More courage, less fear
More courage, less fear – From around the mid 70s to the mid 80s, I was part of the South African Defence Force, either in a National Service capacity or as a reservist. We were part of a huge initiative including many western nations, fighting back the MPLA (Marxist Peoples’ Liberation Army) of Angola, backed by heavy Russian military ordinance and some 60,000 Cuban troops in the very last of the Cold War battles on the African continent. As an infantry company commander I saw all sorts of things I would rather be able to forget, but one thing I saw again and again was COURAGE. It is always hugely inspiring when one sees men and women stepping forward and being prepared to put themselves literally in the line of fire for the sake of their comrades. Nothing sticks in the mind longer than these images of personal courage. But I also saw a few instances of what I have to call COWARDICE, whether caused by fear or self-interest, and these are things I would far rather forget.
What does this have to do with leadership today in organisational life? Well, I have observed over the last few decades, and especially in business life, leaders exhibiting admirable courage when making every effort to move their organisations forward. Sometimes it seemed almost like reckless risk-taking, at other times it seemed as if the change they were preaching was outlandishly crazy. But they persevered, sometimes at huge personal cost, and they succeeded. But unfortunately I have also seen a few examples of leadership cowardice, and I mean cowardice, not mere reluctance or conservatism. I have observed leaders lose everything, for themselves and their people, by simply not having the courage to make the right decisions and the right time. While I have some sympathy for them, I cannot excuse their actions, and I have told them so.

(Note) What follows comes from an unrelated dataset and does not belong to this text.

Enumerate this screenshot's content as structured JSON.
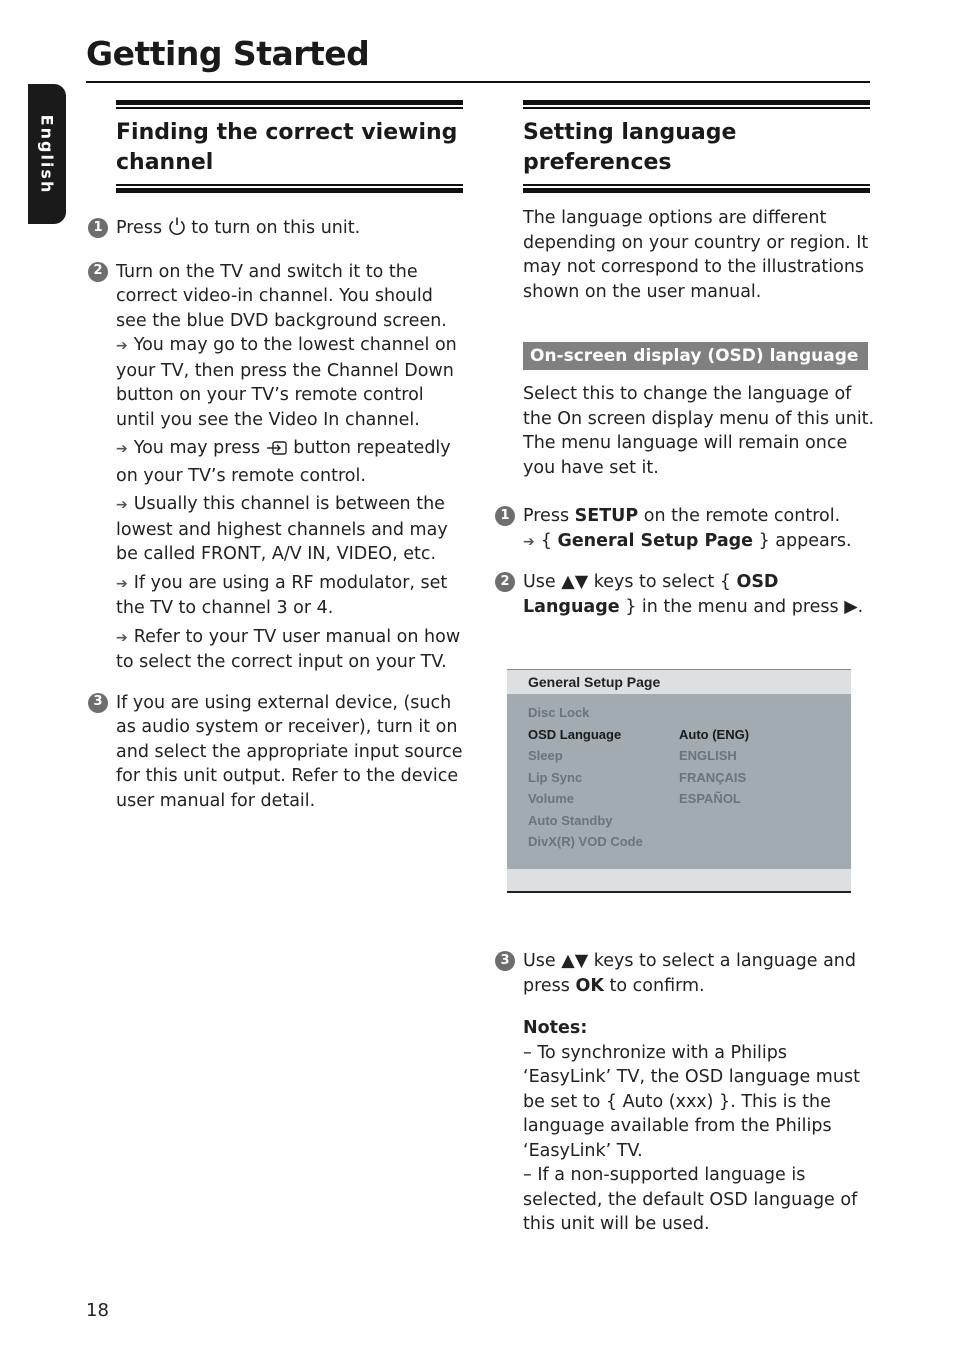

What do we mean when we speak of ‘courage’ in today’s workplace? There is a type of courage some call vital couragebut this is courage that helps to gain personal advantage (or even survival). I am referring more to what I call moral courage, which refers to defending one’s values and beliefs, and acting in a certain way because it is the RIGHT thing to do, in line with accepted norms.
And when is courage called for?
- It may be about re-assessing the beliefs, behaviours, assumptions and control issues that keep your organisation stuck in out-dated methods and operations. It always takes courage to suggest change, especially when that change is seen by many to be a threat. There is wisdom in the saying – People do not fear change; they fear loss. So when introducing any substantial change, we need to remember that inevitably someone will lose something – perceived status, current comfort, membership of a team, job title and so on. How do we help mitigate that loss, perceived or real?
- It may be about having the ability and willingness to confront fear, uncertainty or even intimidation, by having a deep knowledge of your own beliefs and insights. This kind of confident self-awareness is a fundamental part of successful leadership, especially authentic leadership.
- There’s a formula that goes like this:
Performance = Potential minus interference
The interference that so often gets in the way of performance is nothing less than fear or anxiety. The task of the leader is to drive performance, so part of that might be finding a way to en-courageteam members, by showing them that they have your confidence in them and that you stand by them.
When you join us for the “Power of 10” workshop, we will look specifically at the relationship between courage and decision-making
“Success or failure in business can often be measured by the degree of courage the leadership of the organisation invests in decision-making.”
If you look back at the road travelled by successful businesses you will likely find a history of courageous decision-making. Did all the decisions work? Absolutely not; but many did. On the other hand, if you delve into the decision-making processes of businesses that regularly struggle to survive or have failed, you will often find timidity, faintheartedness and denial in decision-making.
To many, the fear of failure and the stigma it brings on the decision-maker, is the primary reason they struggle with making decisions.
Making decisions is one of the most rewarding actions you can take as a business leader because it requires preparation, deciding, action, follow-up, and yes, courage. Courage is listed last, because courage comes from confidence, and confidence comes from having the right processes in place for decision-making. Yes, courage is dependent on confidence and confidence requires knowledge and knowledge requires a process.
Someone once said that the first indication others have that you might have leadership potential, is your willingness to make a decision. Maybe you have all the facts and maybe you don’t, but if you are able to quickly assess a situation and make a decision while others stand idle, you are light years ahead of the curve. That doesn’t mean you are going to make the right decision or that you have a full grasp of the situation. What sets you apart is the courage to make a decision. Once you have that going for you, it becomes a matter of refining and building your decision-making processes.
So here’s something you can think about as you prepare to join us on the workshop.
What kinds of decisions are keeping you awake at night?
What decisions do you wish you didn’t have to make at all, that someone else could make for you?
Please think carefully about this as we do want to be able to help you work through these decisions, so that (a) you find a way to address such decisions with more confidence and (b) you stop putting them off and leaving these important matters hanging in the air.
The chances are that it is exactly these specific, difficult decisions that are critical to moving your company ahead, so postponing them is not just holding you back, but may even derail any attempt to make real progress.
Written by Rob Gee | Senior Partner of The Living Leader | Power of 10